◆ **Exercise prompt**
Search the material below for lines containing the string "amount", and copy every one you find.

◆ **Records provided**
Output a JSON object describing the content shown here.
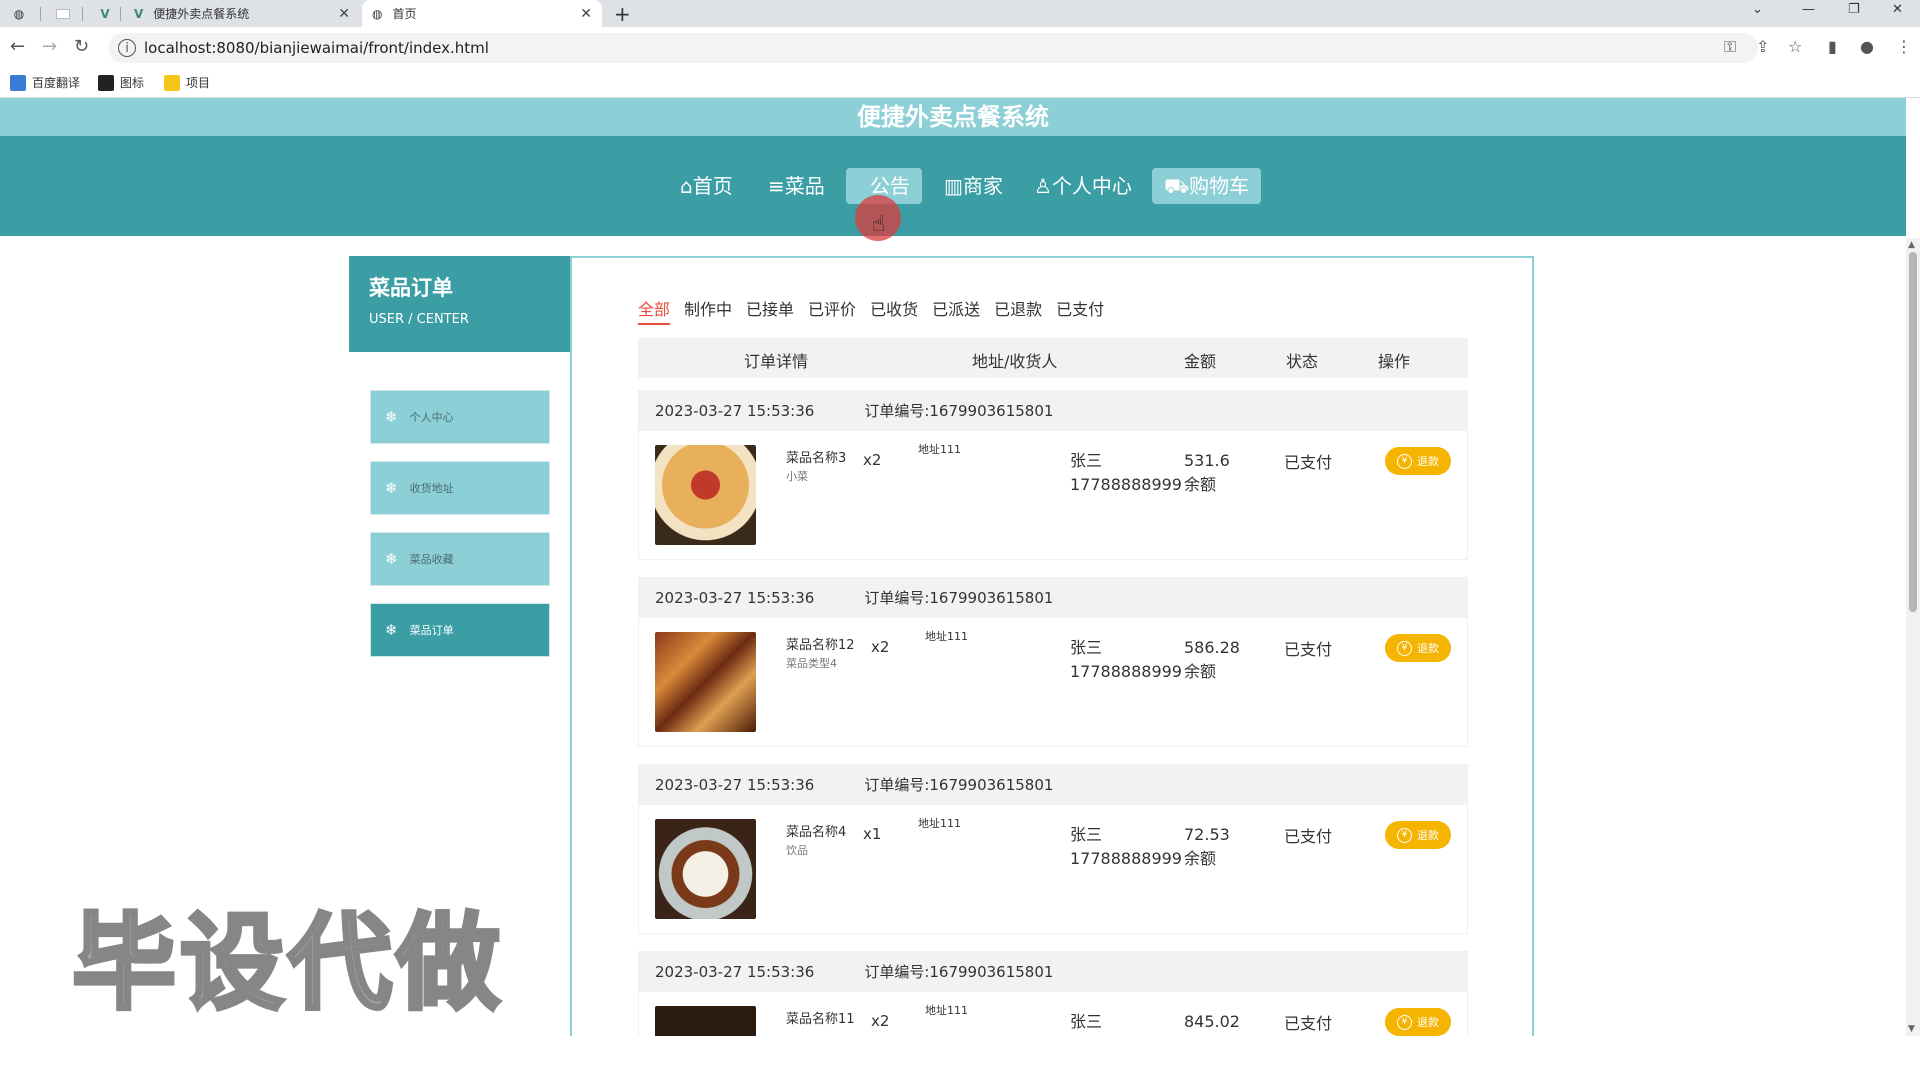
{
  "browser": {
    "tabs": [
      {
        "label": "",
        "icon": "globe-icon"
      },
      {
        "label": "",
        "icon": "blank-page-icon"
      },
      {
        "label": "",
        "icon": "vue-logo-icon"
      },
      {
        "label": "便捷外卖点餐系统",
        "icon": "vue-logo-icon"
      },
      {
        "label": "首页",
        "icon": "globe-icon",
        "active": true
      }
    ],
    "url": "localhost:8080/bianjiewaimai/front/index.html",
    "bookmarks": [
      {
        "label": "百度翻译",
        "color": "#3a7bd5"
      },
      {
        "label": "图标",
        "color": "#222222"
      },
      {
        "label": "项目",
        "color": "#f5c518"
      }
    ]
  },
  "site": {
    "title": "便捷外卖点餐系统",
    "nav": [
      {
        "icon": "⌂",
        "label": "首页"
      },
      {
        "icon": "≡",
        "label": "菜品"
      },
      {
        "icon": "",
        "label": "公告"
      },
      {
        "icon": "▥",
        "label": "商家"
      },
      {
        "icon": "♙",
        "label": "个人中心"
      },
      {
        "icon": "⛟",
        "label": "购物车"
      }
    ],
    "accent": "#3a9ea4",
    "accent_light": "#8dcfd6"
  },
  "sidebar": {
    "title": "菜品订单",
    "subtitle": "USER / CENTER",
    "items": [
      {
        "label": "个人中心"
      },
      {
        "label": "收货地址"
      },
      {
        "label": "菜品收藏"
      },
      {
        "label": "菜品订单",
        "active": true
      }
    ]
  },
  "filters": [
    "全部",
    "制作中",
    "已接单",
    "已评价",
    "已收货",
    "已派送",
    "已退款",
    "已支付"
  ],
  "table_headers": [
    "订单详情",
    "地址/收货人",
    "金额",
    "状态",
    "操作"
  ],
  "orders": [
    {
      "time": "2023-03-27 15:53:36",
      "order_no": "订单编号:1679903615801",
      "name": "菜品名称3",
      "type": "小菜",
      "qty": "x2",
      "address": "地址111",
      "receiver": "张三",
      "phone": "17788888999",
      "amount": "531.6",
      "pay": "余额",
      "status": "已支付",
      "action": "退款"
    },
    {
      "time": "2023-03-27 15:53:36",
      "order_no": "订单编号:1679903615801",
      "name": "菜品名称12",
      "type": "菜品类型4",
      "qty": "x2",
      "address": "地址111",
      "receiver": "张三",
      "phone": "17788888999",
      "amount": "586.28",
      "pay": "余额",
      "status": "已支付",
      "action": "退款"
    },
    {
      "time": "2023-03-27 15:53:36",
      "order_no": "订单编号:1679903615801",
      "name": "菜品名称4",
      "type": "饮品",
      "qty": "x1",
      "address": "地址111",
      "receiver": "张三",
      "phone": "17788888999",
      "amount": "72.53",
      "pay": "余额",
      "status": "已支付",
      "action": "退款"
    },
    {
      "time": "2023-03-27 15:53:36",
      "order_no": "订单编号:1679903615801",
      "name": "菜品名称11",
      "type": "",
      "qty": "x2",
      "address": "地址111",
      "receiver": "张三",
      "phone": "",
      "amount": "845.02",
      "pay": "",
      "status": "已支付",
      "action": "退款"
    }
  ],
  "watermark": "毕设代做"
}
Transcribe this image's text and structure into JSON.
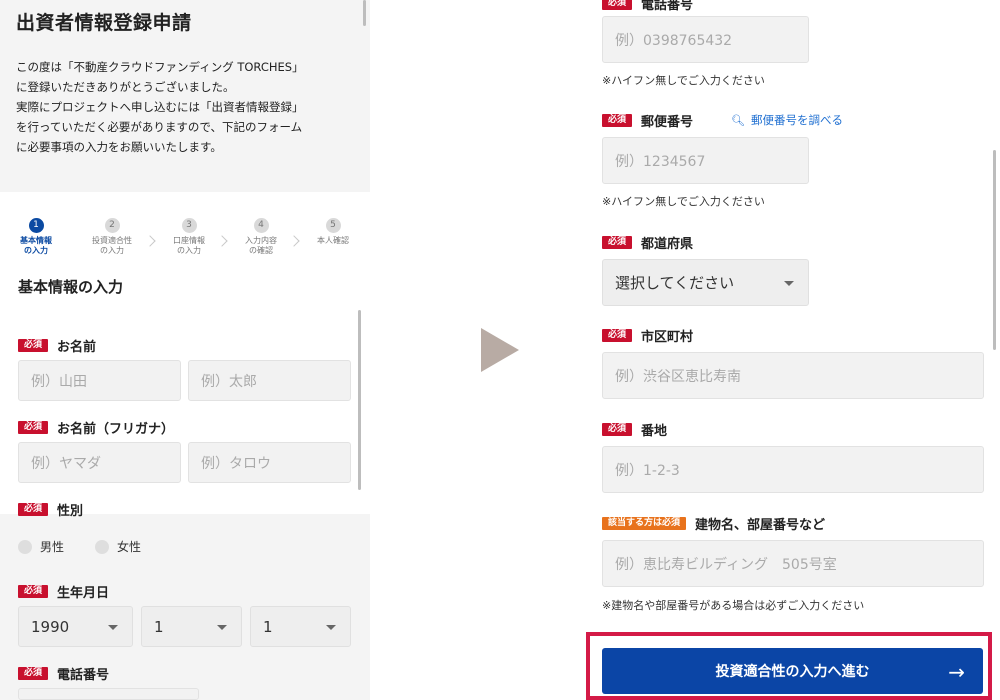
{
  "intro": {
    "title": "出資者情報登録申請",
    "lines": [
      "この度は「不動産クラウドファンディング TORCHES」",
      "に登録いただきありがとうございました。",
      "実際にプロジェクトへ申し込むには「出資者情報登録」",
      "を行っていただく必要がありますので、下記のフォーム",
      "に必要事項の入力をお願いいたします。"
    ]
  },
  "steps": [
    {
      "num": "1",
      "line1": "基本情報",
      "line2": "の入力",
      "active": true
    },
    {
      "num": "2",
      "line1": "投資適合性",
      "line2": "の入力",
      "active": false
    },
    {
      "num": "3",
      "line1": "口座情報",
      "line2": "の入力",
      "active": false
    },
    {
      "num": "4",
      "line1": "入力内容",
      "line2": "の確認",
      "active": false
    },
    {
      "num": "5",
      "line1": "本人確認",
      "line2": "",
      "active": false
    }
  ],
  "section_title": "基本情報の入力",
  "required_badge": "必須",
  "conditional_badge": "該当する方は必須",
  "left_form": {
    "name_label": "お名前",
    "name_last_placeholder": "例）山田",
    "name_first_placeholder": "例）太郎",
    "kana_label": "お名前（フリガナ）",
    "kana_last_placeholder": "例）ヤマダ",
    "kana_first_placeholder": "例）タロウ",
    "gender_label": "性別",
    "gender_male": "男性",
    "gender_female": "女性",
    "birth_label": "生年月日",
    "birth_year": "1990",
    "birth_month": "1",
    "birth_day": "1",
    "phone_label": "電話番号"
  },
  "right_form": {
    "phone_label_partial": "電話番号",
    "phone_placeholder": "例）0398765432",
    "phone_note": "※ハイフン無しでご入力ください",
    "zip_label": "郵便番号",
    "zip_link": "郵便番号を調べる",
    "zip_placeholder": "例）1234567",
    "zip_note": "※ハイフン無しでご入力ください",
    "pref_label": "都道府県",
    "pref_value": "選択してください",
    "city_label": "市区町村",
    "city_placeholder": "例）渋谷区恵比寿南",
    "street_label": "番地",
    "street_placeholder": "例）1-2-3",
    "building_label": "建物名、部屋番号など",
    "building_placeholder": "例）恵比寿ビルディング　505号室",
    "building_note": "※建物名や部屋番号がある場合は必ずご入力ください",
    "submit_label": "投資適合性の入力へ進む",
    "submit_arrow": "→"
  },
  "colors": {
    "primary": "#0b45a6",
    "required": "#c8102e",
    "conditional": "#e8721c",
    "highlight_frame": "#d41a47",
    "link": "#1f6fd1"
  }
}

◆ **Written answer**
      "amount": "531.6",
      "amount": "586.28",
      "amount": "72.53",
      "amount": "845.02",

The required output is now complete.